Nope. It was “D-D-D-Dora!”
Whenever my daughter is upset, extremely tired, or a car-ride becomes too long, the cry of “D-D-D-ora” – stutter-spoken as per Nick Jr.’s TV Show theme song and inexplicably pronounced with a slight French accent – inevitably repeats, increasing in volume in the hopes that an episode will be delivered.
This chant was gradually joined by others, including “La-la-la-La!,” (Elmo’s Song)” “E-I!” for Old MacDonald or “A! B! Shee!” for an Elmo and Indie Arie duet. The saddest cry of all is “Meow! Meow!” which means she wants us to the nearest electronic device and immediately produce the “Talking Tom – “I Get You” video.
Judging by the numbers for this video on youtube (as of this writing, there were over 116 MILLION views of the video) there are obviously several million other children making similar demands as my daughter, particularly as the daily views of the video increase by something like 500,000 clicks per day.
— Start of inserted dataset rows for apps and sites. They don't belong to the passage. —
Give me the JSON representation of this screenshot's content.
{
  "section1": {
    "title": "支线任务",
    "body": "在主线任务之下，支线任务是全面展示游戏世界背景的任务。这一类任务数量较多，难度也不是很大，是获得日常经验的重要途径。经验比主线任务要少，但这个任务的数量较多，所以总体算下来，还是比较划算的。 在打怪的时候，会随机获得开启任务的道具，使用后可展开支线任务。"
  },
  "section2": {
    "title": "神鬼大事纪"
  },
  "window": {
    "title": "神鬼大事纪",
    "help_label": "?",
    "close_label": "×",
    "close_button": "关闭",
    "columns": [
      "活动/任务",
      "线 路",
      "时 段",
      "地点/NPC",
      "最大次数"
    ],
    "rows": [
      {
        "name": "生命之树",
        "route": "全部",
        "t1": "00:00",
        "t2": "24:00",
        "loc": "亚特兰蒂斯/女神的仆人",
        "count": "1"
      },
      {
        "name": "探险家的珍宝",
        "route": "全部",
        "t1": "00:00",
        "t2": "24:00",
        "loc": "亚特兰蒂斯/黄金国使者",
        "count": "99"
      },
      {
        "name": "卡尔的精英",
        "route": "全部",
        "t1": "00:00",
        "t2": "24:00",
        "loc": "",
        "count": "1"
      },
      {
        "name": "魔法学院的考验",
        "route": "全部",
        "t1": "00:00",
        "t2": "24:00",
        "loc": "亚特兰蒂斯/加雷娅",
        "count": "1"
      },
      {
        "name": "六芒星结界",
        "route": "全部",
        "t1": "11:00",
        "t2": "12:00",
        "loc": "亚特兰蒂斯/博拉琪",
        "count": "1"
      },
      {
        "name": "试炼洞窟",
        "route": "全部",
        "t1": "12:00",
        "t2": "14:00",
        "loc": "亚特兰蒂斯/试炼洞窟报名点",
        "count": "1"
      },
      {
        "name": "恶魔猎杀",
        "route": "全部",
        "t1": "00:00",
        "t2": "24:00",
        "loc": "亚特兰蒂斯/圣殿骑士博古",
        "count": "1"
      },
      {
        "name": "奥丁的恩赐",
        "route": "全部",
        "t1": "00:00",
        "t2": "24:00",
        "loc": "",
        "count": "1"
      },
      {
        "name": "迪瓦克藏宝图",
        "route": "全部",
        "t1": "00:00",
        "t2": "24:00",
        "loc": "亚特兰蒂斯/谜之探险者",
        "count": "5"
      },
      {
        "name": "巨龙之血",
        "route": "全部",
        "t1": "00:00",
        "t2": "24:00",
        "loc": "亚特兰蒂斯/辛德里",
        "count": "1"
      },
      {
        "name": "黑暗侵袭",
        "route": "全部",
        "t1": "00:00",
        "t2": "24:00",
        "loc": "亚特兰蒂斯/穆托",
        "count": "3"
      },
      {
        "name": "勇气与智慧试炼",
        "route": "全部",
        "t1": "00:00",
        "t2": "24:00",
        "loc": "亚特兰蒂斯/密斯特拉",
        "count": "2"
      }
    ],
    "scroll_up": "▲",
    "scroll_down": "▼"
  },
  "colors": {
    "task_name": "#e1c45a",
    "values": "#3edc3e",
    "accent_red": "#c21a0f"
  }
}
The presence of technology makes these chants even more prevalent, particularly as she knows that by merely pointing to my wife’s cell phone, a kindle fire or TV remote, we can access any clip from any media text from any time.
So, whenever my daughter sees the kindle, she will immediately chant Dora, whereas when she hands me the apple tv remote, she might say “Pooh!” so that I can pull up “The Wonderful Thing About Tiggers” or this super-weird version of Old MacDonald…
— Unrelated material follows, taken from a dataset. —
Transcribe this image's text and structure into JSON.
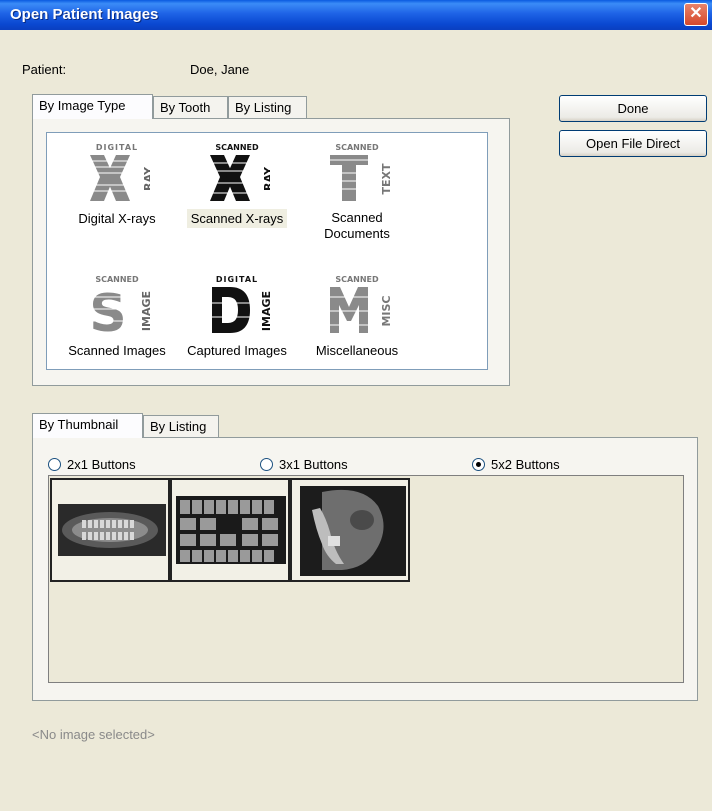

Just in case you’re getting the wrong impression, I should probably say that we don’t always acquiesce to our daughter’s demands for media. As a parent, the issue of media consumption is always a difficult and uphill battle. My wife and I do our best, and, admittedly, my wife does a better job than I do. The differences in our childhoods – my wife had three channels growing up, while I had a universe of channels at my disposal – makes our parenting philosophies very different as well.
(I’m pretty sure that I actually love TV, whereas I think my wife is probably a little more sensible about its role in our lives)
I am not naive enough to ignore studies that suggest that parents should limit the amount of screen time that children are exposed to. I do have to say that children’s programming is inspiring on some levels.
There is something entirely sweet about the level of address for some of the better quality shows – such as Sesame Street, Super-Why and to some degree, Dora, and if the goal of these shows is to educate, they do an amazing job of it. The credits of each usually list some child psychologists who are employed as consultants, either to hook their youthful spectators, or to employ the most suitable methods of learning.
The shows often address issues of race, language, gender and inclusion in ways that are altogether missing within the larger media sphere. Issues of a diverse culture and plurality (as presented in some of these shows) all but disappear once adults begin to watch TV and are gradually replaced by the regular offerings of the Prime-Time schedule. For now, these programs offer a hopeful world that is more often than not musical, magical and where anything is possible – including the aspiration of a young fairy to become a Supreme Court Justice…
My daughter’s favorite episode of Dora allows the show’s main villain, Swiper, to step outside of his role as the antagonist and lets him help. The episode is titled, “Swiper the Explorer” and Swiper joins Dora and Boots as they try to find the parents of a baby fox.
What I like about the episode most is that in isolation and repetition (it is the episode she watches most), Swiper just gets to be a good guy, not stealing anyone’s balls or bananas and everyone just accepts that he wants to help out. It is also the episode where Swiper sings a song about “giggling” which fast became my daughter’s favorite word.
Kindness, understanding, patience, friendship and love seem to be the keys to each of these programs. As a parent, these are values and messages that I do approve of, despite my needing to juggle multiple technologies and the systems that deliver them.
I now watch as much children’s media with my daughter than what I watch myself. I think that it is having an effect on me. I love that I get to sing along with her and ask her questions about what she’s watching and I feel like I am sharing the experience of her world as she enters it. Sometimes I even get to point her towards things that I love – like the Muppets, certain songs or other things that I enjoy – making me one part daddy and another part passenger on this amazing journey.
She doesn’t always love what I have to offer. She’s deathly afraid of the Chewbacca doll that I got her early on, which will make introducing her to Star Wars a challenge later. She’s still more likely to chant D-d-d-ora before I am able to pull up a clip that I want to show her. Occasionally though, I’m able to sneak in something good that I liked when I was a kid, and that we can share together. When that happens, it is a moment that is entirely too rare, beautiful and magical.